By working for a professor or in a research lab, you can gain hands-on experience that will help you find your first internship or job, explore potential career paths, and discover what areas of engineering excite you. Your supervisors may later serve as professional references for an internship, job, or graduate school. You will be exposed to new lab techniques, coding and data analysis tools, and you will build your communication and interpersonal skills. 

How do I approach a faculty member?

Most UMD faculty do not post their opportunities in Careers4Engineers, therefore you must approach them directly. It is critical that you look at their website and resume (often called a Curriculum Vitae) in advance.  What is the focus of their research? What resources do they have and what skills might you be able to contribute? Are you excited about the topic and how can you convey that?

Bring your resume to the faculty member’s office hours along with a list of questions about their work. If they don’t have office hours, you can send a polite email asking for an appointment.  If you’ve received a high grade from a professor, that’s a great place to start.

How do I find research opportunities?

In addition to approaching UMD faculty directly, there are a number of established programs on campus and across the country. Plan ahead if you want to apply since many deadlines are 6 months before the program begins. You should be prepared to commit 4-10 hours a week throughout the semester.
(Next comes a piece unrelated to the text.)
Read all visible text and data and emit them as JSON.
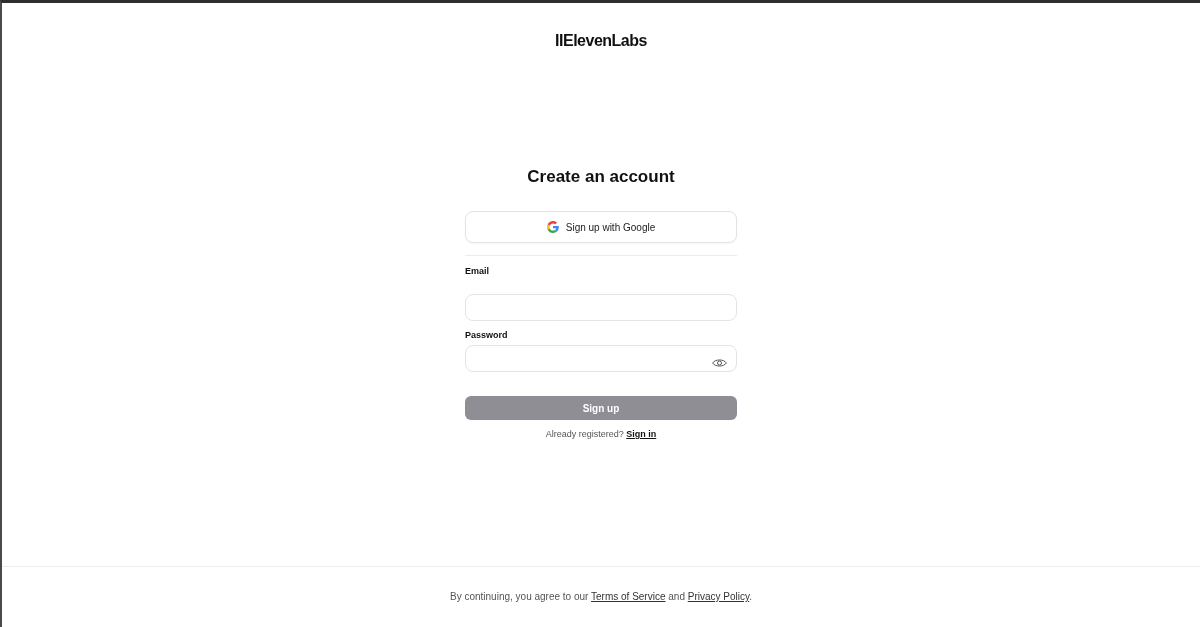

Of special note are nationwide Research Experiences for Undergraduates (REUs) available through the National Science Foundation (NSF).  REUs take place on college campuses throughout the country. You are provided with a stipend for the summer.  Some programs offer free campus housing and transportation costs. Plus you have an instant cohort for socializing.